In this connection we are brought to another point that has been raised recently,–whether the public sector in which wee repose great confidence is after all so much more efficient than the private sector that we should categorically make it one of our objectives, as Mahalanobis does, to expand the public sector? But there is no easy way of comparing the two sectors. It is possible to argue that both the private and public sectors are equally good or equally bad. Look at the vagaries of the sugar industry in recent years in the private sector, and at the working of the nationalised industries in England or in India, especially in West Bengal (10 important State-run schemes of West Bengal resulted in an estimated loss of Rs. 20 lakhs during 1954-55); and look at the success of the Tatas in the private sector and of Sindri in the public sector. But the question involved in nationalisation is not merely one of greater efficiency. There are other important ones, including that of equitable distribution.
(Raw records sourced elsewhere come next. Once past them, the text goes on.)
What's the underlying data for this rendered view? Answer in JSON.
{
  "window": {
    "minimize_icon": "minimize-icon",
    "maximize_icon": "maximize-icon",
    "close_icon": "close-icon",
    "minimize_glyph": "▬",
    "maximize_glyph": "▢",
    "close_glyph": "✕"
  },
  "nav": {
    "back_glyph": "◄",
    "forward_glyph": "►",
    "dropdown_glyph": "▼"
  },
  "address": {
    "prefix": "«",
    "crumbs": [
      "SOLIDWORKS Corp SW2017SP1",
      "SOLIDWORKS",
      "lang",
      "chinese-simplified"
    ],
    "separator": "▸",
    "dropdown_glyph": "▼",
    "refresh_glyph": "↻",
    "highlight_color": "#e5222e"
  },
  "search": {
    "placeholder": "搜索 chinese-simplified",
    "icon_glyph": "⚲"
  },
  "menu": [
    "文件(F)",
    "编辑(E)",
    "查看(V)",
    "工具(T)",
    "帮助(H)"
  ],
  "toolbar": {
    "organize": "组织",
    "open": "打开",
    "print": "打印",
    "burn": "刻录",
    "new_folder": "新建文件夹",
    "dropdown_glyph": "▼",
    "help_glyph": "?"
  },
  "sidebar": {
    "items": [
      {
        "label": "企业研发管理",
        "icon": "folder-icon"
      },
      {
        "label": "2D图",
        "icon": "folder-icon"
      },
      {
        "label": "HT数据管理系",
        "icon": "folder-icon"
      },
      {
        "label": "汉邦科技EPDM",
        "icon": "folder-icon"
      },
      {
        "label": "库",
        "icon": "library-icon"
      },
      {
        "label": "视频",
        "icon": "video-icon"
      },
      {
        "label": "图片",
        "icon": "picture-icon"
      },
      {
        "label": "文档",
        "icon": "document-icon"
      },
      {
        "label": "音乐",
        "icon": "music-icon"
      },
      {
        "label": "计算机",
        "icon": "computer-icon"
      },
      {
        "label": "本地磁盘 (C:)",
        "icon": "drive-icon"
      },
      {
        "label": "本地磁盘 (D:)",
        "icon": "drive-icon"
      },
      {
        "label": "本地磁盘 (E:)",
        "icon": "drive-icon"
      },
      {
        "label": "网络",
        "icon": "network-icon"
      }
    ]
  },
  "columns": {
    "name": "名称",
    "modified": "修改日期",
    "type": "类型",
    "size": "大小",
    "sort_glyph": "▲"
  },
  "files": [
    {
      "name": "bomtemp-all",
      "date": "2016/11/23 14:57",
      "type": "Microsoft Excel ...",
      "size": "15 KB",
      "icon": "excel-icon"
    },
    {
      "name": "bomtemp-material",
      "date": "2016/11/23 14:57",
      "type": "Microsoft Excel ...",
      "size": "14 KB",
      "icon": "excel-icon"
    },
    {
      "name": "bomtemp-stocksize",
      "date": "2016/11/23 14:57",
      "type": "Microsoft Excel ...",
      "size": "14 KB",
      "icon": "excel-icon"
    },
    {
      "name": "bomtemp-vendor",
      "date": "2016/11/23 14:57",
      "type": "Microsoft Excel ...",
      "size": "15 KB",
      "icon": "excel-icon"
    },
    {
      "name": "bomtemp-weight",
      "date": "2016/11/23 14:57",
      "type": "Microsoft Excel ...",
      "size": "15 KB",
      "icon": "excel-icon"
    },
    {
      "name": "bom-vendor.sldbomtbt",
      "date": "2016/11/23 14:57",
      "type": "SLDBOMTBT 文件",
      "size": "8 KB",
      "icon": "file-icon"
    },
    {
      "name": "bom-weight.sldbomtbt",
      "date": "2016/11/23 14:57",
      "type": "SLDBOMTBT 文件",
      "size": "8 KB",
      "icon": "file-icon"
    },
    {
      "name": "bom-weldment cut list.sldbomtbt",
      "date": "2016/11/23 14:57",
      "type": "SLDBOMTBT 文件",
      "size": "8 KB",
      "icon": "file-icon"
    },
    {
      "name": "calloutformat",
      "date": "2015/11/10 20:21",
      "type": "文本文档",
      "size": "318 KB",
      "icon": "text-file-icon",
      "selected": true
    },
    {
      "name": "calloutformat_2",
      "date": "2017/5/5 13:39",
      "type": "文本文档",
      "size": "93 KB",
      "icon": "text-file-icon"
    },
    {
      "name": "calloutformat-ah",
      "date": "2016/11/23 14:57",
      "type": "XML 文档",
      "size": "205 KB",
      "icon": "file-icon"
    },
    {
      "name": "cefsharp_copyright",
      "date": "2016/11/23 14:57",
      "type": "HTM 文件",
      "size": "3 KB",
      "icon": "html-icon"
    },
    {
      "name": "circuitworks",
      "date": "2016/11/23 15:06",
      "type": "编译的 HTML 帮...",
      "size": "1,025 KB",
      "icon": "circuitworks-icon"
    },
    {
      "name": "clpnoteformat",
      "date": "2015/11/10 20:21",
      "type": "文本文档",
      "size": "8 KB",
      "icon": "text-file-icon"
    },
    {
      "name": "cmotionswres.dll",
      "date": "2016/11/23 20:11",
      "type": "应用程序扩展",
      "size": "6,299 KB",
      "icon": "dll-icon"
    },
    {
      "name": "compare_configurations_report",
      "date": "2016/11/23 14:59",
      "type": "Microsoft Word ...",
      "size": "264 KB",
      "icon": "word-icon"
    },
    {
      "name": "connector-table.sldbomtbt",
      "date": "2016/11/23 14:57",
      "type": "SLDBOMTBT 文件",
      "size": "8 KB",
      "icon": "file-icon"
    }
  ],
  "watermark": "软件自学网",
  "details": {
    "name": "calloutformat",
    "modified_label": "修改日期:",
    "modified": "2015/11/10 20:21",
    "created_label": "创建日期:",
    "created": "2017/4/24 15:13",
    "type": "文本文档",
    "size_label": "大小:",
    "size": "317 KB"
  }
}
Even then, the public sector does not get away with all the praise. While it is pointed out that in America, under neo-capitalism the workers are owning more and more share capital and thus earning more and more profits, in England the Conservative Party’s ‘Campaign Guide’ for 1955 made the startling revelation that of all the income of the private sector during 1952-54, wages and salaries took 76 per cent, and personal incomes from rent, dividends, interest, and self-employment took only 24 per cent. Do the nationalised industries result in better distribution? Instead of answering it categorically, let me make some suggestions for a more thorough examination. Take the nationalised industries that run a loss. Who is ultimately paying whom? At the most it means that after investing some crores, the citizen is paying more for the commodity as a consumer, and paying something more to the labourer as a tax-payer, as ultimately the wage-bill decides the cost of production. Take the Railways that are running successfully in India, which pay an annual contribution to the general revenues. But even here, are the Railways paying as much as the Government would have got, had the Government lent Rs. 800 crores–the amount we have invested in Railways roughly–to private Railway concerns plus the income-tax and super-taxes to the Centre, and the sales-tax and other local taxes to the Units? Recent experience has proved that we have reached the peak of our traffic and the Railways are getting monopoly revenues. How could the private investor have managed under these conditions and yet paid the taxes? Obviously, by reducing the wage-bill, and any impartial tribunal would have agreed to it. This means that in India the consumer and the tax-payer is paying more than he would have paid had the industries in India been in the private sector, and that today under nationalisation the labourer is getting more than his due–either compared with his efficiency or with what others are getting. This is a line of thinking that requires a more careful study.